Take a look at the coastlines of British Columbia in Canada, Alaska in the United States or Norway in northern Europe. The coastline in these places curves inward and outward everywhere, extrudes into the ocean, become discontinuous at water inlets, and zigzags continuously. It is dotted with bays, coves, and the little inlets that rivers and streams empty into and islands off the coast? When we measure the coastline, do we also include all of these geographic features as part of it? The coastline of the state of Maine is only about 370 kilometers (230 miles) from one end to another. However, when measured taking into consideration its irregularities such as inlets and offshore islands, its length increases to more than 5,542 kilometers (3,450 miles)! It comes to no surprise then that it is counterintuitively difficult to measure the exact length of a coastline.
Even though intuition will tell you that any coastline has a finite length, the length of a coastline depends on the method used to measure it and different methods will give differing answers. For example, the scale of a map will affect the result because at a smaller scale (one that covers a bigger part of the world, like a continent) a coastline will appear to have smaller length than if it has been mapped at a larger scale (covering a smaller part of the world, like a state or province). This is because as we zoom into a region in a map, finer detail emerges and coastlines get increasingly bigger and complex. This apparently counterintuitive observation is fittingly known as the coastline paradox.
There are different ways of representing the curved surface of the Earth on a flat, two-dimensional map. These are mathematical formulae known simply as map projections. The length of a coastline will also vary depending on the type of map projection used, as some projections preserve actual distances while others don’t. For example, the sinusoidal projection preserves distances on lines of latitude, whereas the Mercator projection heavily distorts shapes and distances, especially towards the poles.
The problem of mapping and measuring coastlines is further compounded by the fact that the Earth is a dynamic planet and is changing constantly. An earthquake or meteor collision can trigger a sudden change in the lay of the land that can affect the coastline. Tides–the periodic rise and fall of the sea level that occurs daily due to the gravitational pull of the sun and the moon–can further exacerbate the problem as one coastline can be measured at high tide (when the water extends further into the land surface) while another can be measured at low tide and the results become increasingly convoluted. The tidal range–the vertical difference between high and low tide–can be so great that entire coasts are inundated with water during high tide while the same coasts can become practically dry during low tide (for example, in the Bay of Fundy in Canada). It is virtually impossible to measure a long coastline with exactly the same climatic and geological conditions at every single point.

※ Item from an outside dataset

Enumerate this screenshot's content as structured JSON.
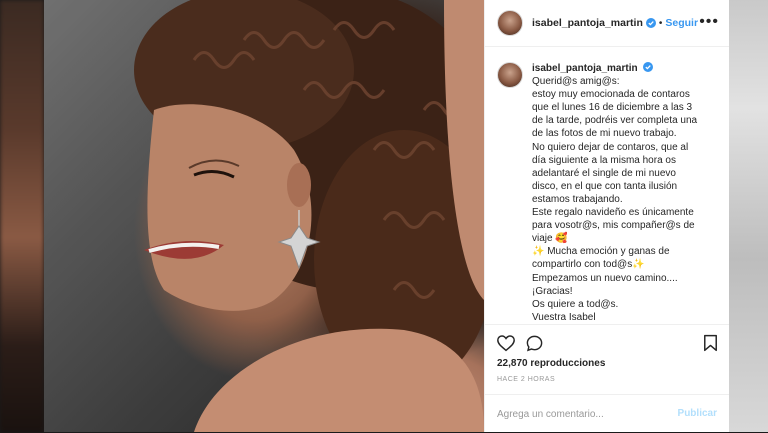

In recent years emerging geotechnologies like geographic information systems (GIS), which uses software to visualize and manage geographically referenced information including data from global positioning systems (GPS) and remotely sensed imagery, have greatly enhanced our ability to map the coastlines of the world more precisely. However, the coastline paradox will continue to bewilder us all on our quest to become a more geographically literate society.
Written by Neeraj Sirdeshmukh, National Geographic Geography Intern, Winter 2013